All of this leads us to the idea of a cosmic information processor – a nonphysical system existing outside of the four-dimensional space-time universe and actually governing the universe by means of the calculations it performs. Our everyday reality would be analogous to the artificial reality of a computer game – except, of course, that we are fully immersed in it and unaware that it is a mere construct. Even our own bodies are part of this constructed reality, and serve as our avatars, allowing our consciousness to explore and interact with this ever-changing environment. Consciousness itself, however, is not ultimately rooted in the space-time universe; as we saw earlier*, when our consciousness is viewed as a whole (incorporating all levels of awareness), it is outside space and time, much like the cosmic information processor itself. We might even think of our individual consciousness as a small branch of this immense information processing system, and we might think of the cosmic information processor as something akin to a mind in its own right.
Moreover, there is no reason why this particular reality is the only one that can be generated by the cosmic information processor. Indeed, most computer games have various levels of constructed reality; as the player develops more skill, he or she advances to progressively higher levels.
I think you can see where I’m going with this. In a system such as I’ve sketched out, there is no problem with migrating from one level of reality to the next. In fact, it’s all part of the game! And as you rise higher, maybe your ability to look behind the scenes and tap into the cosmic information processing system improves. Maybe your consciousness can learn to directly influence the calculations and thus their visible and tactile expression in the “real” world around you. Maybe, after eons of advancement, you will reach a point where you no longer require the comforting illusion of a constructed reality at all. Maybe at that point you will simply immerse yourself in the information processor itself, rejoining the ultimate source of your own identity.
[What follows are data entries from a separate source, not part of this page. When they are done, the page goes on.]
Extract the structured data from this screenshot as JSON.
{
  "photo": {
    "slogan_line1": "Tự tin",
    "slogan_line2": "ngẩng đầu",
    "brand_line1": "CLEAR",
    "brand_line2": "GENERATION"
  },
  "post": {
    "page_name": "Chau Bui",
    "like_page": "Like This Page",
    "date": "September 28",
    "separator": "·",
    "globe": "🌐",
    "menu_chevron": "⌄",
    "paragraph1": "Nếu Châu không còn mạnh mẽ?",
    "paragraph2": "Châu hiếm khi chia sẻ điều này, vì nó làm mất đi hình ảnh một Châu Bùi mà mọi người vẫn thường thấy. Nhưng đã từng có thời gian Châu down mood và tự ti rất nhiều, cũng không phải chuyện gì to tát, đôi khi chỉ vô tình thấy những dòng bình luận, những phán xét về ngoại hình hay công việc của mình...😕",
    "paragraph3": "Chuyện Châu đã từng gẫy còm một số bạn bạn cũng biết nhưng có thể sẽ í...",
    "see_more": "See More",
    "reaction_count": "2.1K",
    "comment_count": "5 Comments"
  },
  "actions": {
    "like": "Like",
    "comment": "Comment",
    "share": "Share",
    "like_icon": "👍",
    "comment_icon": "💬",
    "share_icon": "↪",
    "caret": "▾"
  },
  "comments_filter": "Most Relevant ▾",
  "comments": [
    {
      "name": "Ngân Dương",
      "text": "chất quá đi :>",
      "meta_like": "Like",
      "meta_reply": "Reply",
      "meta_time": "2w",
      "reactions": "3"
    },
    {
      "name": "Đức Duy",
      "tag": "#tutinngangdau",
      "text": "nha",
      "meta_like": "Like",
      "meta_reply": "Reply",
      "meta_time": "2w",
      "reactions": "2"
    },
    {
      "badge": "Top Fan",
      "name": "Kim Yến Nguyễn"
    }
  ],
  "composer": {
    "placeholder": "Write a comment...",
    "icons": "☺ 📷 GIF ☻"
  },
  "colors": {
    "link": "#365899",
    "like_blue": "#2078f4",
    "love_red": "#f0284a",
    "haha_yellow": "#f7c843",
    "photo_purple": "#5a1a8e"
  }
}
And maybe this unimaginably complex information processing system, which exists outside of space and time as we know them, and which is the source of our own consciousness or soul, as well as the “ground of being” for all physical things, is essentially what we call God.
*"as we saw earlier" - in a previous section, not yet written, but corresponding roughly to this blog post.